**PROBLEM STATEMENT**. Find the string "description" in the records and copy each line where it occurs.

**PROVIDED RECORDS**.

□ □ □ □ □

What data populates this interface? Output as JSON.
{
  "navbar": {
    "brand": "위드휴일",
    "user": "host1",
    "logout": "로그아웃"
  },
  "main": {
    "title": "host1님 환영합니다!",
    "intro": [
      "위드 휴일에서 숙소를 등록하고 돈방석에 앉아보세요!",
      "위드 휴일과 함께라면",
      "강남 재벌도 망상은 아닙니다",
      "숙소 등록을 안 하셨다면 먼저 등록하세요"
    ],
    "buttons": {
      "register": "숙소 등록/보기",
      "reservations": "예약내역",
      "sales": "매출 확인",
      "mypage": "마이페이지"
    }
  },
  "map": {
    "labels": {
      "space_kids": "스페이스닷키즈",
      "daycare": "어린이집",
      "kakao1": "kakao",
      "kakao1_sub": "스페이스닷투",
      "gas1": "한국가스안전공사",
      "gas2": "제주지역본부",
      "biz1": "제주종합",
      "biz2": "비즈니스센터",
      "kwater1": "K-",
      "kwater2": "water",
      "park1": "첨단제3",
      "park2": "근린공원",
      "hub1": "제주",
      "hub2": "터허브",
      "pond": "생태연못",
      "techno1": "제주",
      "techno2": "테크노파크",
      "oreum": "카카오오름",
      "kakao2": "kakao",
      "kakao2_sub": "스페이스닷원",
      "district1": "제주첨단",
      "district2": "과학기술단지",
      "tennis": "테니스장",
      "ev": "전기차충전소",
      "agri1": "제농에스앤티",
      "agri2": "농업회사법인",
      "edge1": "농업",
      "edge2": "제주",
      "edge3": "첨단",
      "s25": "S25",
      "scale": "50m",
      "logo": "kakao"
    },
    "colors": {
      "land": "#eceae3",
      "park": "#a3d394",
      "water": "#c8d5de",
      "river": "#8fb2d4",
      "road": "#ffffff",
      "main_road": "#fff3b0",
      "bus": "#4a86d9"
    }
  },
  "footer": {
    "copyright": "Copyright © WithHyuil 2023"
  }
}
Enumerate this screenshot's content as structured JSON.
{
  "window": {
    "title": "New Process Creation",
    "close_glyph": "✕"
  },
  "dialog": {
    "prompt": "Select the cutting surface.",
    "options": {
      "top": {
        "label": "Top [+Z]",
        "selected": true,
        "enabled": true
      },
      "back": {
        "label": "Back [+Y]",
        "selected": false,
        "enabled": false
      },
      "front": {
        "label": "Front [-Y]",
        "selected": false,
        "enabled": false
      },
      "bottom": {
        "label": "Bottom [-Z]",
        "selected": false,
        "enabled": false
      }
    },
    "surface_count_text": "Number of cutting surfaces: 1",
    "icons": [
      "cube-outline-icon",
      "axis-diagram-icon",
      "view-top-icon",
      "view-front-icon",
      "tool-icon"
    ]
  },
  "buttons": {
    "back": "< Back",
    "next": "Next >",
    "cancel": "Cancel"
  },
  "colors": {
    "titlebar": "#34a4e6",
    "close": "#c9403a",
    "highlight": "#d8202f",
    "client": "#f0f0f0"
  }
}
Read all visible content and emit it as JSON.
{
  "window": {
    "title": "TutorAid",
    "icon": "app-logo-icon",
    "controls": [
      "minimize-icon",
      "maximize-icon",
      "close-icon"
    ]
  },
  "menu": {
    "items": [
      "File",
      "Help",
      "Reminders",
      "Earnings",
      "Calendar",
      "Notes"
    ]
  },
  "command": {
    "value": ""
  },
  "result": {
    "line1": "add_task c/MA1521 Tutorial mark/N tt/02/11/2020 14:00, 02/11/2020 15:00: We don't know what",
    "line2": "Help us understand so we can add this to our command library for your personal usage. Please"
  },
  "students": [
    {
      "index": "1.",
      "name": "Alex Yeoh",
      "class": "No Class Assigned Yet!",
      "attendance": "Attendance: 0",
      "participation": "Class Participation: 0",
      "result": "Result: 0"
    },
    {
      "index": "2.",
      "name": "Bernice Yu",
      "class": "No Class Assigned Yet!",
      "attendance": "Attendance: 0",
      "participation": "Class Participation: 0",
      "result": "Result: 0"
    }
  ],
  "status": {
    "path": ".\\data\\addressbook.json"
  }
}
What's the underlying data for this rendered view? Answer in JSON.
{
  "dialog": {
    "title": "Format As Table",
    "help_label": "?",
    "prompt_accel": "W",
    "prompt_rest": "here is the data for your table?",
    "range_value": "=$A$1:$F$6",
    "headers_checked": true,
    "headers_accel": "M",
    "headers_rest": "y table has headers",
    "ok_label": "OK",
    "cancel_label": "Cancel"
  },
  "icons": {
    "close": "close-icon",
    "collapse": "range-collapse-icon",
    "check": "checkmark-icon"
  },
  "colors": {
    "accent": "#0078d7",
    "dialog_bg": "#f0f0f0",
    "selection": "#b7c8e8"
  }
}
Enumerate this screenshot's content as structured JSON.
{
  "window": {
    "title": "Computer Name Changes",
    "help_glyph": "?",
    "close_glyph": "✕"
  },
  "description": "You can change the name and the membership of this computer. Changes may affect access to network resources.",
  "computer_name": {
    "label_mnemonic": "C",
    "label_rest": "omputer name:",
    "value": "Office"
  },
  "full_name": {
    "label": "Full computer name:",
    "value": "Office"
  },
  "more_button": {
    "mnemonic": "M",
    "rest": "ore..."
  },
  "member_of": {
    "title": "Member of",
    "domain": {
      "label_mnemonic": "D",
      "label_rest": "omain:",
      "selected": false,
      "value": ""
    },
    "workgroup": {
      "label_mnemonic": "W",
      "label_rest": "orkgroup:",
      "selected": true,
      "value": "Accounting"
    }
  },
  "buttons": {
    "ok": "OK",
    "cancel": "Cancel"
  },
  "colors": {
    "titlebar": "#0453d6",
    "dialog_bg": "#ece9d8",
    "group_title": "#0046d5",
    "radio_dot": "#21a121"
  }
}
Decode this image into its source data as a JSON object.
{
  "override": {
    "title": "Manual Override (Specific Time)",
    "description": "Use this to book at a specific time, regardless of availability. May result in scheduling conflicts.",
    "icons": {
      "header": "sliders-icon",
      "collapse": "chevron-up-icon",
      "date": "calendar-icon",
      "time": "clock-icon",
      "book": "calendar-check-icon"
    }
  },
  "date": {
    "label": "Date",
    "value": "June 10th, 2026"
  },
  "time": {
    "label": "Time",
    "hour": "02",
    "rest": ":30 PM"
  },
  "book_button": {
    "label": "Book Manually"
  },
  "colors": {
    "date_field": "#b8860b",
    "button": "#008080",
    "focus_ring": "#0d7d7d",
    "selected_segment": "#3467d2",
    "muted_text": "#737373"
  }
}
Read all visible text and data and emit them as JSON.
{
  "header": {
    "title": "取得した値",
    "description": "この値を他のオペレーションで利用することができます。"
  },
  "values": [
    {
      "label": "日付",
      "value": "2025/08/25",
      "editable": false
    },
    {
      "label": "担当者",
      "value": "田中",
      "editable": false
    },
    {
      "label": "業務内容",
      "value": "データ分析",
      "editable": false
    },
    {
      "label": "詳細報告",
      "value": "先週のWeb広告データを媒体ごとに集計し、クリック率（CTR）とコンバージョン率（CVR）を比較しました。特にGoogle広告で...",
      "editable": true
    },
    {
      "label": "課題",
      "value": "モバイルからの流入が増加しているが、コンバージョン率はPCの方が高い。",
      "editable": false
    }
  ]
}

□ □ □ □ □

**OUTPUT OF THE EXERCISE**.
  "description": "You can change the name and the membership of this computer. Changes may affect access to network resources.",
    "description": "Use this to book at a specific time, regardless of availability. May result in scheduling conflicts.",
    "description": "この値を他のオペレーションで利用することができます。"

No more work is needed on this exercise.